> [Dataset records]

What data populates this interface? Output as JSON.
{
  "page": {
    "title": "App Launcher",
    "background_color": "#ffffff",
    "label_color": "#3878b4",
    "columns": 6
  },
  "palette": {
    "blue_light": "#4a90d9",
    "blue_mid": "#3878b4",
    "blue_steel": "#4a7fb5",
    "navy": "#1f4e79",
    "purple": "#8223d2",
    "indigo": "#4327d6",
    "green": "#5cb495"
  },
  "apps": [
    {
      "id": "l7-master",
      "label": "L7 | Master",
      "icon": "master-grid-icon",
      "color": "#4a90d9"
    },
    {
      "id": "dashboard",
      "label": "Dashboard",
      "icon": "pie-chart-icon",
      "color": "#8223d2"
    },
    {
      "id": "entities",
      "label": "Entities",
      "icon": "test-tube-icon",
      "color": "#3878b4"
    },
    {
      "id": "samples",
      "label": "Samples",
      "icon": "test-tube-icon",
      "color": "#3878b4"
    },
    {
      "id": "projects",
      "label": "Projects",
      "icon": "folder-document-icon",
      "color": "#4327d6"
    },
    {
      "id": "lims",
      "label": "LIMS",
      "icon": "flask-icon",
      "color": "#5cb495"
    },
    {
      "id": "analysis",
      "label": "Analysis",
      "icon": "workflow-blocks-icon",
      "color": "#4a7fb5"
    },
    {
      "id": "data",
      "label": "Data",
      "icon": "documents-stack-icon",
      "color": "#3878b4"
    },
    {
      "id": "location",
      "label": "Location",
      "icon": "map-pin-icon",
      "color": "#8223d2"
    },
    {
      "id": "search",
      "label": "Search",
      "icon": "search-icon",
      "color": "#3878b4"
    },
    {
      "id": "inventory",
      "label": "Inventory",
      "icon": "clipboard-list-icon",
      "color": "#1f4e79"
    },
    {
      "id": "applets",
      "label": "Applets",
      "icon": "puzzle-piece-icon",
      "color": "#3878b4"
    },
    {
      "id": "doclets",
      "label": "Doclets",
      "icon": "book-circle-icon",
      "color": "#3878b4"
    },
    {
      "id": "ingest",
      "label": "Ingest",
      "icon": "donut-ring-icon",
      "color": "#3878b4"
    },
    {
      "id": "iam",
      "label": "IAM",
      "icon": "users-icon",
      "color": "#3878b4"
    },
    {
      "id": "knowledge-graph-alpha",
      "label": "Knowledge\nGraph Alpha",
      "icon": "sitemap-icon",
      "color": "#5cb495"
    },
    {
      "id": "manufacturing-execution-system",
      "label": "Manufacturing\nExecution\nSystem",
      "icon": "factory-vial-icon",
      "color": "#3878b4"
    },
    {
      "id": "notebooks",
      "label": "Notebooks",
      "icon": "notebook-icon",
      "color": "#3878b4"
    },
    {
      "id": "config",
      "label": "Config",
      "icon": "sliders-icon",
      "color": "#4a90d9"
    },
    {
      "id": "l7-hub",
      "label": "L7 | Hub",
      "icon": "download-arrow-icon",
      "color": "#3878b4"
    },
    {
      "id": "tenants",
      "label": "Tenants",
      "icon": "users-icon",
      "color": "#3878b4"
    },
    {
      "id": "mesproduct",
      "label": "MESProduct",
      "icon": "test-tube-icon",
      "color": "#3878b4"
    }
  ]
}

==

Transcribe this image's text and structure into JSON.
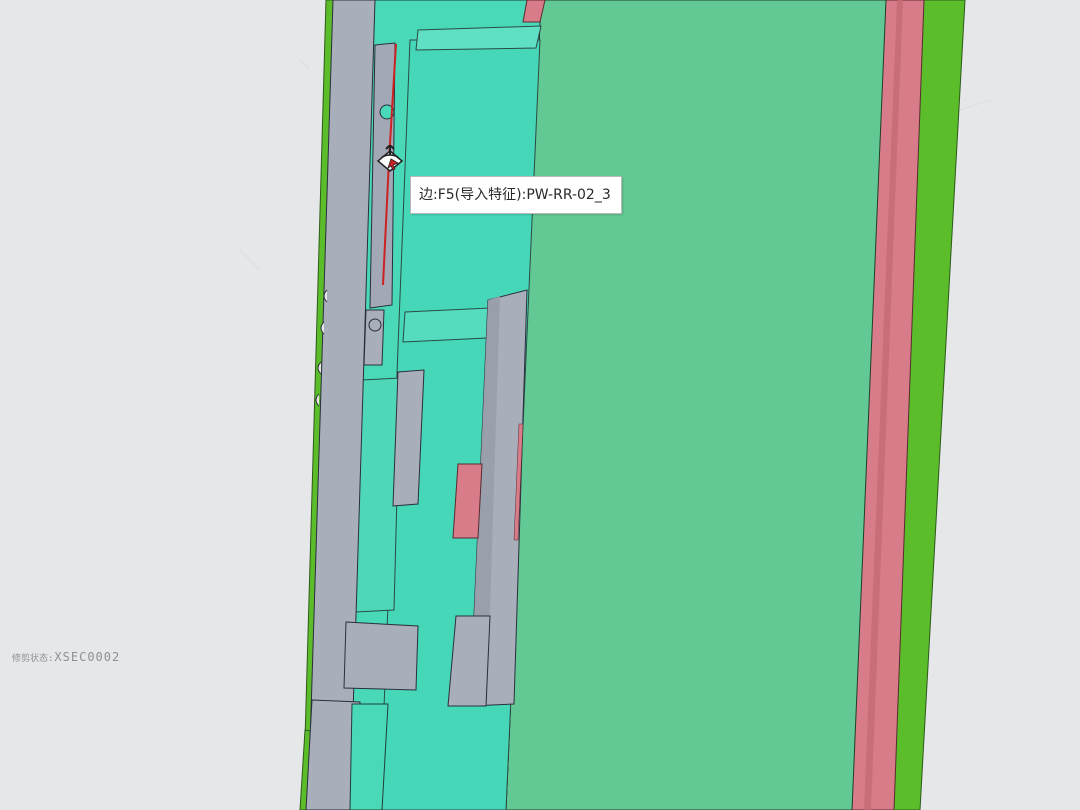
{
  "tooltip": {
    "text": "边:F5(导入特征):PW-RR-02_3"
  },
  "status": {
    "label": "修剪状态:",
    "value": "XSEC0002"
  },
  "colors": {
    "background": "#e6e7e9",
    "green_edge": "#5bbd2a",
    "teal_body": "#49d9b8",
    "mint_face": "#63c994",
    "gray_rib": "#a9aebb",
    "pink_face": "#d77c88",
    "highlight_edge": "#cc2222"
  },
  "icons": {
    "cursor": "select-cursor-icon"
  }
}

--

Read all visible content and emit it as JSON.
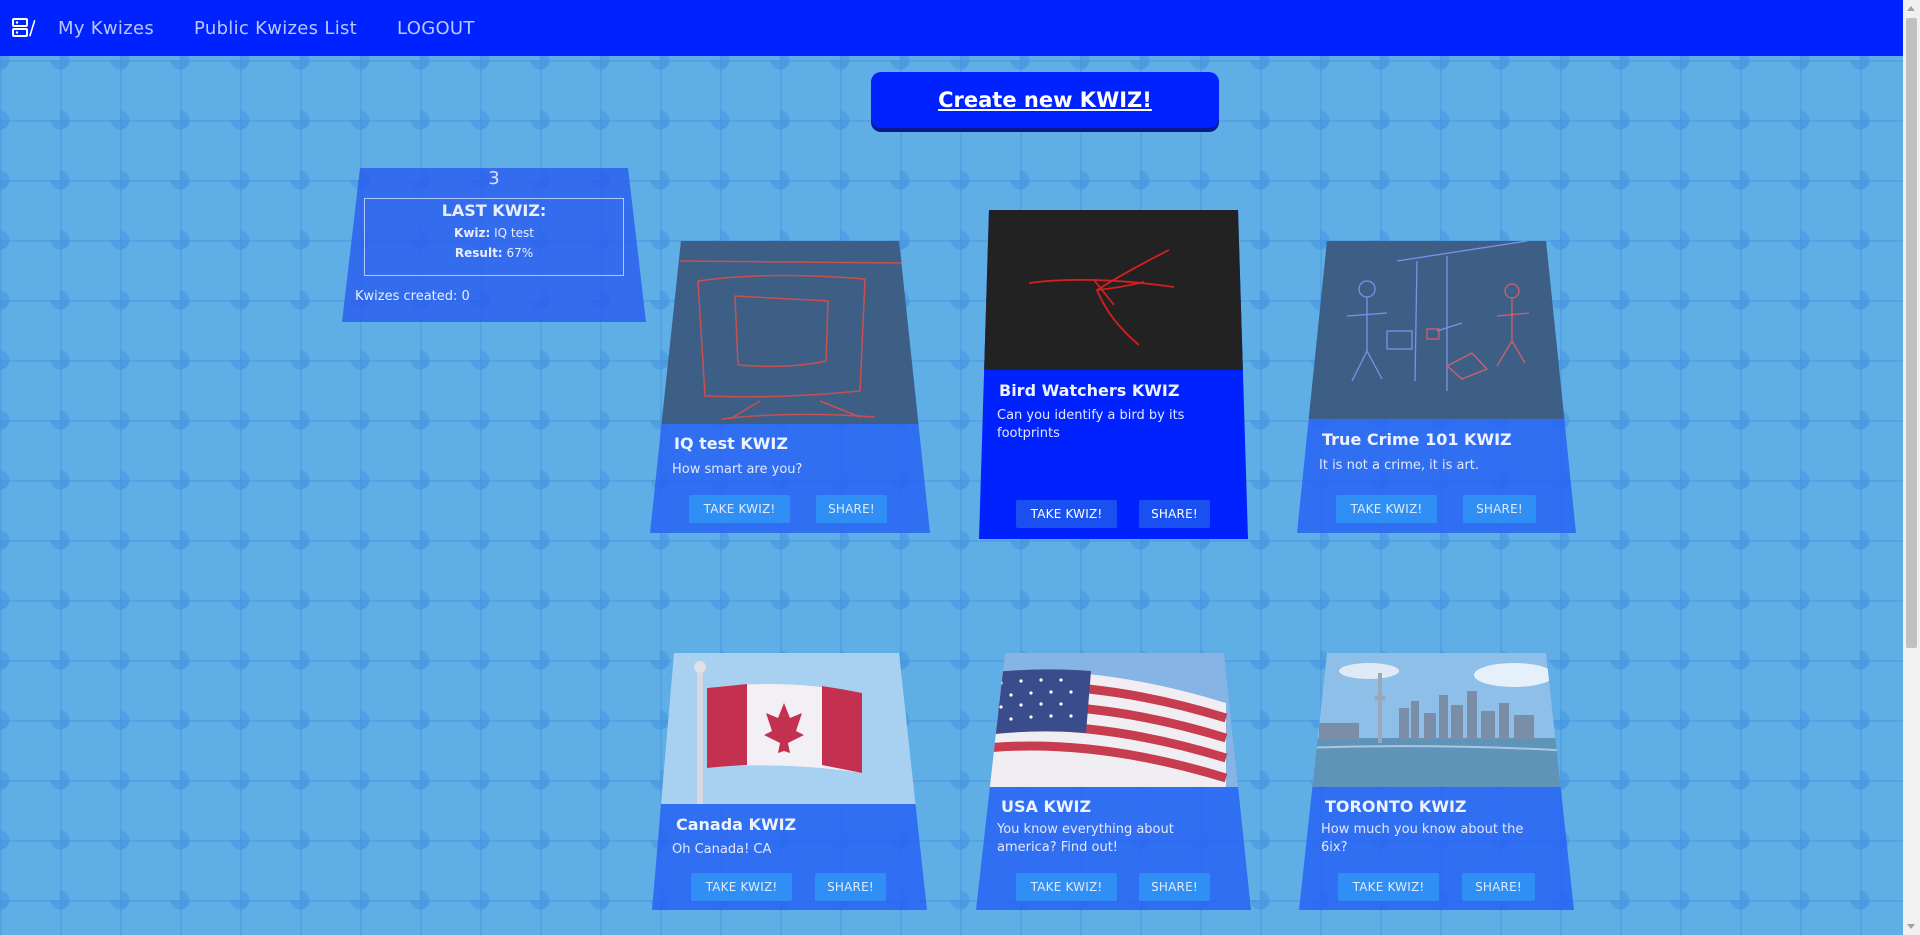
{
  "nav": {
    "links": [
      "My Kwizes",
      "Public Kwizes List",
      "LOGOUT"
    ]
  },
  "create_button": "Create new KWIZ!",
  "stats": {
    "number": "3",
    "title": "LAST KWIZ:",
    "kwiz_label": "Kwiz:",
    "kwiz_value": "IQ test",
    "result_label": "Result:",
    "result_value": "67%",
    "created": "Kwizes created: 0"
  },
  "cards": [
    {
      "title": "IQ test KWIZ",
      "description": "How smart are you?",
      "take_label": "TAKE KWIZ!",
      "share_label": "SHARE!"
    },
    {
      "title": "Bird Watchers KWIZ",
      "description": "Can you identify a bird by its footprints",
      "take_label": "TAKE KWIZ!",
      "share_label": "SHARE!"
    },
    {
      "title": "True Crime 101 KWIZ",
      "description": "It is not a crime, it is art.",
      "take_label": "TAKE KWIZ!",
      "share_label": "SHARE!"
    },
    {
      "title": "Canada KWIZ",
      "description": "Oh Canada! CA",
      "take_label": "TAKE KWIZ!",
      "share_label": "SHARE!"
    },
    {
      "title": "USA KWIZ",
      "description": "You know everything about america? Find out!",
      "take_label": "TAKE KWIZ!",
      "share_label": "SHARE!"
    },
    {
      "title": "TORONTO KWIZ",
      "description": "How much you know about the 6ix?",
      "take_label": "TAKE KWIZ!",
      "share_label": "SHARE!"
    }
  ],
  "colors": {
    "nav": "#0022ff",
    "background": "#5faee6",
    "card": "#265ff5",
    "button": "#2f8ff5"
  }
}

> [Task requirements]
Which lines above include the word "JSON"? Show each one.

> [Response box]
What data populates this interface? Output as JSON.
Transcribe this image's text and structure into JSON.
Read all visible content and emit it as JSON.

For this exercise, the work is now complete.